Return every line of the records that includes the string "this".

+ + + +

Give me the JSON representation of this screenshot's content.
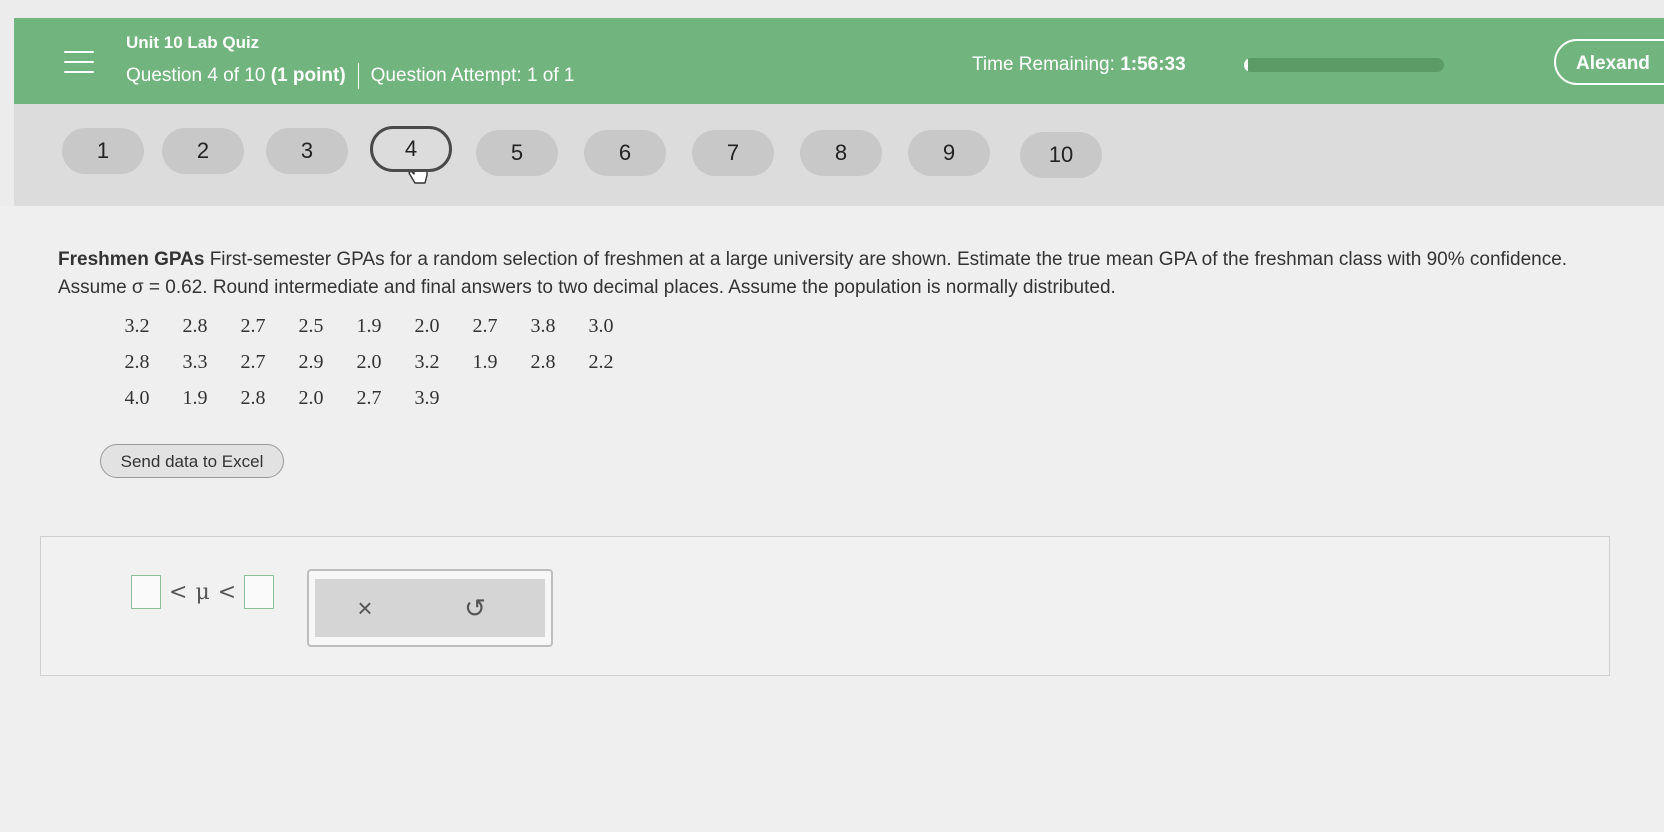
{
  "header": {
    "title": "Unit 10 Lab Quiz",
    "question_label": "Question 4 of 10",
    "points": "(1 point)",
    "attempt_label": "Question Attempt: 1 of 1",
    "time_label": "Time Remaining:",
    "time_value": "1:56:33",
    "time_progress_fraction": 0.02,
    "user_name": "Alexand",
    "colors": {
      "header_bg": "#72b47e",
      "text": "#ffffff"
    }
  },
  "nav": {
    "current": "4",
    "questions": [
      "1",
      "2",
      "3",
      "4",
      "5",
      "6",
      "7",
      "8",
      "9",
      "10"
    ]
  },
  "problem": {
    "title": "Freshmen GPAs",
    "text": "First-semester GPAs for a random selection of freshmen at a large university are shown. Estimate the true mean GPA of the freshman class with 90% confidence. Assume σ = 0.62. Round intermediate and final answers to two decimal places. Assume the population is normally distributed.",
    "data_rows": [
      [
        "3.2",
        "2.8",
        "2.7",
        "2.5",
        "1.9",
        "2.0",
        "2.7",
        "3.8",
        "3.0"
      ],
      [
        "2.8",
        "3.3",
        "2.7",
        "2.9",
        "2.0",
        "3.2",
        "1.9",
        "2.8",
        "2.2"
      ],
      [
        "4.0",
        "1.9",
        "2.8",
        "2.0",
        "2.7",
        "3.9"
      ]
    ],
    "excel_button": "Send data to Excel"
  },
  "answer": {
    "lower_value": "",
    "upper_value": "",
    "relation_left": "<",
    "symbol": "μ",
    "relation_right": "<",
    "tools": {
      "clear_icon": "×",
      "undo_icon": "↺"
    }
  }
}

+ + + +

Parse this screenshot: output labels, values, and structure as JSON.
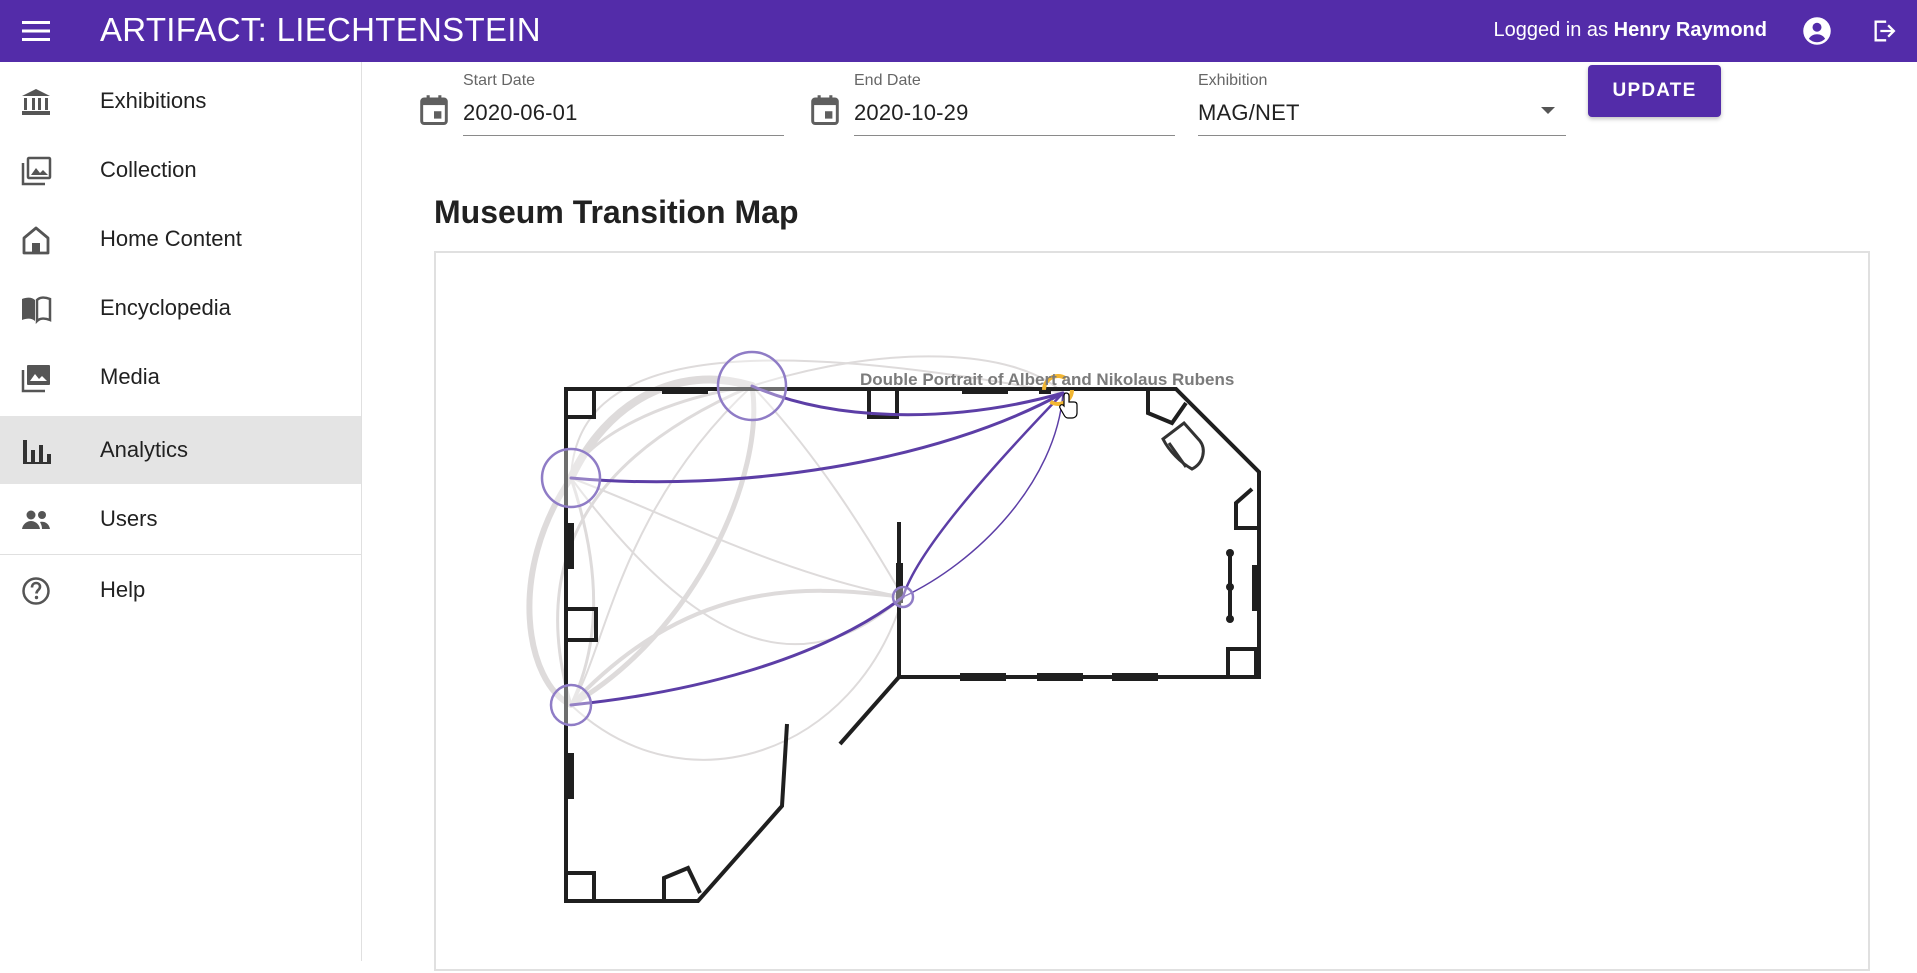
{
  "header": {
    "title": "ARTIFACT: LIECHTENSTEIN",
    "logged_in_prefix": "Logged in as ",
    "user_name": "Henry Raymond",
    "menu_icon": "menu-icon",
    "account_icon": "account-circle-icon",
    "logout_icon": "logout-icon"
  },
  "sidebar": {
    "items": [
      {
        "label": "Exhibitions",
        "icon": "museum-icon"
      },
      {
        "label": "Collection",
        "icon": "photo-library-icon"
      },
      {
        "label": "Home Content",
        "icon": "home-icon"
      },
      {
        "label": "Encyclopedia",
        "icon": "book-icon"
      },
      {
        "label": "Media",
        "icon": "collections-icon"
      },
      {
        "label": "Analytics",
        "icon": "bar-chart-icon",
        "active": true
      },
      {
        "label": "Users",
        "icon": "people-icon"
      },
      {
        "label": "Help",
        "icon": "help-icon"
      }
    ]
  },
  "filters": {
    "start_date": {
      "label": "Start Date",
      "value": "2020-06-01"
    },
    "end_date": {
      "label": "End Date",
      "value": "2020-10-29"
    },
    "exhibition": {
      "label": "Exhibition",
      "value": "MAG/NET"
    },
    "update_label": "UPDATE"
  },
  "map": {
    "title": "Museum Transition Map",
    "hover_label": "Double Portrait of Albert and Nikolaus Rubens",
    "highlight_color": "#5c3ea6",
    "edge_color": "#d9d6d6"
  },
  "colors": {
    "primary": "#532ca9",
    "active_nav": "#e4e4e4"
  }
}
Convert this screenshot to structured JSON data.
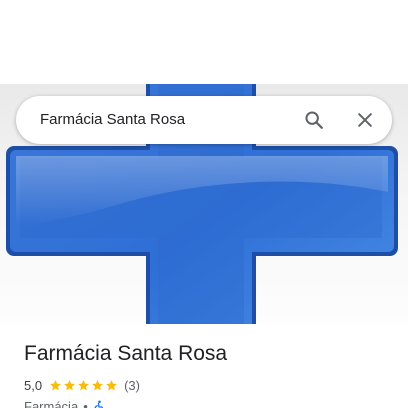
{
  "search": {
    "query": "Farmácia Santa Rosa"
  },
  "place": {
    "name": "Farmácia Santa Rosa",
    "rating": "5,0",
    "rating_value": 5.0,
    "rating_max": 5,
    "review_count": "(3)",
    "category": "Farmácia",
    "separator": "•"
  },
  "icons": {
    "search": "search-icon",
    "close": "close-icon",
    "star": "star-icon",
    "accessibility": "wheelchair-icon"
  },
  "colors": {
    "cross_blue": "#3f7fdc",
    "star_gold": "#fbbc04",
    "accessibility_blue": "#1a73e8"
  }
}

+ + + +

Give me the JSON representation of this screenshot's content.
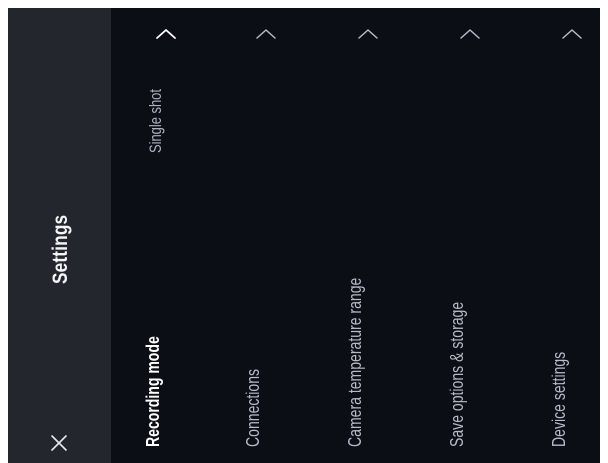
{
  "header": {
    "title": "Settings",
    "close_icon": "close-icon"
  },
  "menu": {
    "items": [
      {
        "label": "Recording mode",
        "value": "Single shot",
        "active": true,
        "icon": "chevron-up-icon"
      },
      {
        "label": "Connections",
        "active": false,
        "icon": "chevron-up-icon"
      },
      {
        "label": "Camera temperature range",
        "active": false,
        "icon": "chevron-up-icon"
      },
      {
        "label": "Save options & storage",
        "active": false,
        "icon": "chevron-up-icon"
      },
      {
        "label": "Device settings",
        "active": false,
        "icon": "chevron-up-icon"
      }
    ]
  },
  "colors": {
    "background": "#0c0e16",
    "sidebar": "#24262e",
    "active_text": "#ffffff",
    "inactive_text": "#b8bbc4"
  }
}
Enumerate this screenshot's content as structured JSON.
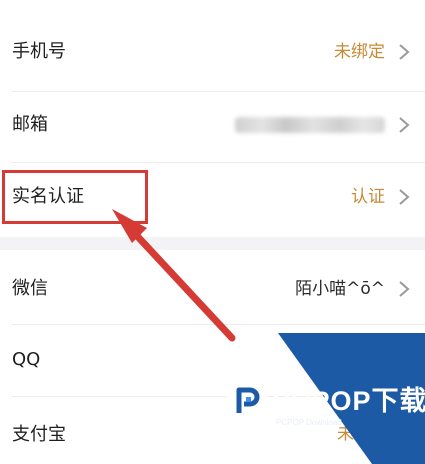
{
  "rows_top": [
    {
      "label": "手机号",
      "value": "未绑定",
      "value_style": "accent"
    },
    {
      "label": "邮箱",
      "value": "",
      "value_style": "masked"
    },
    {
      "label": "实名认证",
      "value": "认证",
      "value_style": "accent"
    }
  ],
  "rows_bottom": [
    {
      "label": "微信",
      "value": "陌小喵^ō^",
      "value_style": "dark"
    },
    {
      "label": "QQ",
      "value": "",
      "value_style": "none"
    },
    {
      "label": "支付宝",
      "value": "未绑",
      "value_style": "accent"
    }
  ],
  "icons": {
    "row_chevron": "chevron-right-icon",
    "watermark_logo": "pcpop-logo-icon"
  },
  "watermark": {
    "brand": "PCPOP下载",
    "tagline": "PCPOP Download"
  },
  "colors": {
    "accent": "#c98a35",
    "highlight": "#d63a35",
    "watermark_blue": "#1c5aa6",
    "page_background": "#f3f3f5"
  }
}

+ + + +

◆ **Reply**:
Give me the JSON representation of this screenshot's content.
Parse this screenshot: output labels, values, and structure as JSON.
Convert this screenshot to structured JSON data.
Give me the JSON representation of this screenshot's content.
Enumerate this screenshot's content as structured JSON.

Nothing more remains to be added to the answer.